The story relies on a few too many coincidences.  Adam’s father is a pilot, and he and Adam are building an ultralight in the garage.  Adam has taken flying lessons, and he’s very close to getting his pilot’s license.  The ultralight plane plays a big part in the story.  Adam’s mother is a police captain, so they have access to weapons, as well as the authority, to protect the community they live in.  Adam’s neighbor worked for the government, and everyone thinks he was a spy.  He has been through situations of social chaos before, and he has prepared himself for it happening here.  And let’s not forget that Adam’s love interest lives just outside of town, on a working farm, so her family knows how to grow food and tend to livestock.  Oh, and her father has old farm equipment that still works, because he doesn’t believe in replacing farm tools when he can just fix them.  So Adam has the keys to all of the tools of survival – security, ways to feed the community, and a veteran who has been there and done that, so Adam has it good from the get go.  Most of the challenges he faces, with the exception of the major disturbance at the end, are little road bumps.

The dialog was a little irksome at times.  It was awkward and cumbersome, and instead of letting the story just play out, it over-explained situations, so the reader is told what is going on, instead of being shown through the characters’ actions.  This drove me nuts because it pulled me out of the story on more than one occasion.  Adam, a teenager, is also given a lot of trust from the adults who have stepped up to leadership positions.  While I thought it was cool that a teen was allowed to take such an active part in the decisions and activities governing the community, I didn’t completely buy into it. 

Despite my quibbles, The Rule of Three is an intense read about something that could happen at any time.  Our society is so dependent on power and computers for everything we do.  Heck, my coffee maker probably wouldn’t have worked in Adam’s world.  I don’t know if this is a series or not, but with the abrupt ending and not knowing the fate of Adam’s father, I am guessing that there will be more of the story in the future.  I hope that’s the case, because I would love to see what happens next. 

Grade:  B/B-

Review copy provided by publisher

In stores Jan 21, 2014

From Amazon:

One shocking afternoon, computers around the globe shut down in a viral catastrophe.

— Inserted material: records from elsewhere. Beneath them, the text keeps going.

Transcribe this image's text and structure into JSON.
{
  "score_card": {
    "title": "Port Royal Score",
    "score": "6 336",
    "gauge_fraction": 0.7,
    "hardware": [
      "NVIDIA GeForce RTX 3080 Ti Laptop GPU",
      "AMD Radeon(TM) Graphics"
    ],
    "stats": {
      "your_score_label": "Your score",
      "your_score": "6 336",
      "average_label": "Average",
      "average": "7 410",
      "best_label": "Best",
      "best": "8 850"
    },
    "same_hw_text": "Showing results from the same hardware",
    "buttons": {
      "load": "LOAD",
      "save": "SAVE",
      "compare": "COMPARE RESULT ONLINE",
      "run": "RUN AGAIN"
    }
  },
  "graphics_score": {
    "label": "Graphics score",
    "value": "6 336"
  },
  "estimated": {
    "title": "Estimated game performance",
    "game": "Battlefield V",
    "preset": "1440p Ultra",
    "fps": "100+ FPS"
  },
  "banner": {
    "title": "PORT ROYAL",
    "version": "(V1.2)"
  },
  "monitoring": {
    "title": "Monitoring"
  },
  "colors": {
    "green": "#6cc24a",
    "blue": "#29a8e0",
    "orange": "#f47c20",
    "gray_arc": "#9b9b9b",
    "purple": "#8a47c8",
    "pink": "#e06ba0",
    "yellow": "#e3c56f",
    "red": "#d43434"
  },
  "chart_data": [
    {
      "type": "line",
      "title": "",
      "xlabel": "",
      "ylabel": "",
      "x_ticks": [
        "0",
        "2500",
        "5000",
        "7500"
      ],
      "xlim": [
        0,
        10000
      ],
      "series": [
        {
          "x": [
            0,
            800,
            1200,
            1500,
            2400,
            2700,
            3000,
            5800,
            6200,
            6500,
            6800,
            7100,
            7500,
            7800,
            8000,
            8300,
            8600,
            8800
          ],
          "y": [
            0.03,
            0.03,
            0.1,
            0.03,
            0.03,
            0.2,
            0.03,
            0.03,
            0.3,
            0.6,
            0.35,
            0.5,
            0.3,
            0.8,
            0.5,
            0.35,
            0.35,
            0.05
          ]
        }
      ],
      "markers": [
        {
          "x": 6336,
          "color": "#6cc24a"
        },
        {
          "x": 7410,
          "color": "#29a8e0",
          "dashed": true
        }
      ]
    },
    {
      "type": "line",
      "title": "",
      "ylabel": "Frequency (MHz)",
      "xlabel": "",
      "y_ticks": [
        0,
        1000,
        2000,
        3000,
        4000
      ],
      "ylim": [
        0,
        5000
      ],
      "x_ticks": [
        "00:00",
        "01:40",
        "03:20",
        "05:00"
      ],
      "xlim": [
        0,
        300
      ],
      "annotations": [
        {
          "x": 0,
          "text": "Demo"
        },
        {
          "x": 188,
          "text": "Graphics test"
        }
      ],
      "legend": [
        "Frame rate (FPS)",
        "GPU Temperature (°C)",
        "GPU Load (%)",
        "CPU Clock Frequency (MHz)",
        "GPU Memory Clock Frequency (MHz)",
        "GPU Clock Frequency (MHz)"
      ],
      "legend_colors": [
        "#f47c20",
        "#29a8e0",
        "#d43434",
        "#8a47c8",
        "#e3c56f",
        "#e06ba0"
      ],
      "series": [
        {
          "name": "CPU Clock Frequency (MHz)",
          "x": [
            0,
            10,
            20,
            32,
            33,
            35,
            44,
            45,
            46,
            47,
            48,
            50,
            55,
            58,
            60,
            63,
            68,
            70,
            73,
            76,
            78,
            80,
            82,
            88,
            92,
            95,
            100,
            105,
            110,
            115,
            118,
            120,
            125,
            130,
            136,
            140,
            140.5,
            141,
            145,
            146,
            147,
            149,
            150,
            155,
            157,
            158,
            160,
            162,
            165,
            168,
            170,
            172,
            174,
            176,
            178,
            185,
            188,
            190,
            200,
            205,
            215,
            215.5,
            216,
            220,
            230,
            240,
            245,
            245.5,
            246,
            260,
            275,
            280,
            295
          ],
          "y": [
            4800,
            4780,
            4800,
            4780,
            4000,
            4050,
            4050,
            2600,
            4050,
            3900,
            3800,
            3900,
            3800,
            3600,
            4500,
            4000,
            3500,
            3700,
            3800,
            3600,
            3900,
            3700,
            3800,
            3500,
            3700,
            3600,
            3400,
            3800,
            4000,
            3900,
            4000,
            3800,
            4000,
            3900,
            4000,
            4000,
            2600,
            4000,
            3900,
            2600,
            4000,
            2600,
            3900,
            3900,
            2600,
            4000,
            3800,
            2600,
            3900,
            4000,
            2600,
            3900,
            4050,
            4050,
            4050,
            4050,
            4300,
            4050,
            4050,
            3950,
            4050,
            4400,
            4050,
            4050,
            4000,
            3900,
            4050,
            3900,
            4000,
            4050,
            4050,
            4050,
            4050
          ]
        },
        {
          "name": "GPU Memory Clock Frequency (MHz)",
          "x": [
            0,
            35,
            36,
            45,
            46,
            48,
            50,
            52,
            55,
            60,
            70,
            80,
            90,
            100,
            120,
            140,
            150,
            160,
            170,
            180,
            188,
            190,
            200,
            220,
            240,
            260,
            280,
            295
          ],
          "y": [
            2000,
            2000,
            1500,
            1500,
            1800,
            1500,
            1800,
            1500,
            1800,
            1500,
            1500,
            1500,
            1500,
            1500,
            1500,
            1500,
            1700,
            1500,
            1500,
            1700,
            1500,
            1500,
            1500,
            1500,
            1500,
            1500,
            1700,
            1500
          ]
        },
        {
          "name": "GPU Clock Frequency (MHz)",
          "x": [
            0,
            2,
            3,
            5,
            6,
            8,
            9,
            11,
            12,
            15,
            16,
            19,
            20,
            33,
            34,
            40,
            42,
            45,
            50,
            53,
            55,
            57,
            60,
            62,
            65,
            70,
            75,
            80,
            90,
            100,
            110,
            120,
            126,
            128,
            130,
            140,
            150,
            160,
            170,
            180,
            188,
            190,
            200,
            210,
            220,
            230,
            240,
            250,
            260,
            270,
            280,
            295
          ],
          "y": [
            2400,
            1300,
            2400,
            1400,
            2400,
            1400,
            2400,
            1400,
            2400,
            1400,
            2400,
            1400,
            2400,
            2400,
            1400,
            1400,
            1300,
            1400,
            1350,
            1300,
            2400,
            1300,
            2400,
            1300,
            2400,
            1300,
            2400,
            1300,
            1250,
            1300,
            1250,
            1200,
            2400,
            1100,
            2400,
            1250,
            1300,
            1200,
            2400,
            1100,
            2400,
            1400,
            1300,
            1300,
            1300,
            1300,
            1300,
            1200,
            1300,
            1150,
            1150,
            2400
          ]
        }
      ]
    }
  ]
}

At sixteen-year-old Adam Daley’s high school, the problem first seems to be a typical electrical outage, until students discover that cell phones are down, municipal utilities are failing, and a few computer-free cars like Adam’s are the only vehicles that function. Driving home, Adam encounters a storm tide of anger and fear as the region becomes paralyzed. Soon—as resources dwindle, crises mount, and chaos descends—he will see his suburban neighborhood band together for protection. And Adam will understand that having a police captain for a mother and a retired government spy living next door are not just the facts of his life but the keys to his survival, in The Rule of Three by Eric Walters.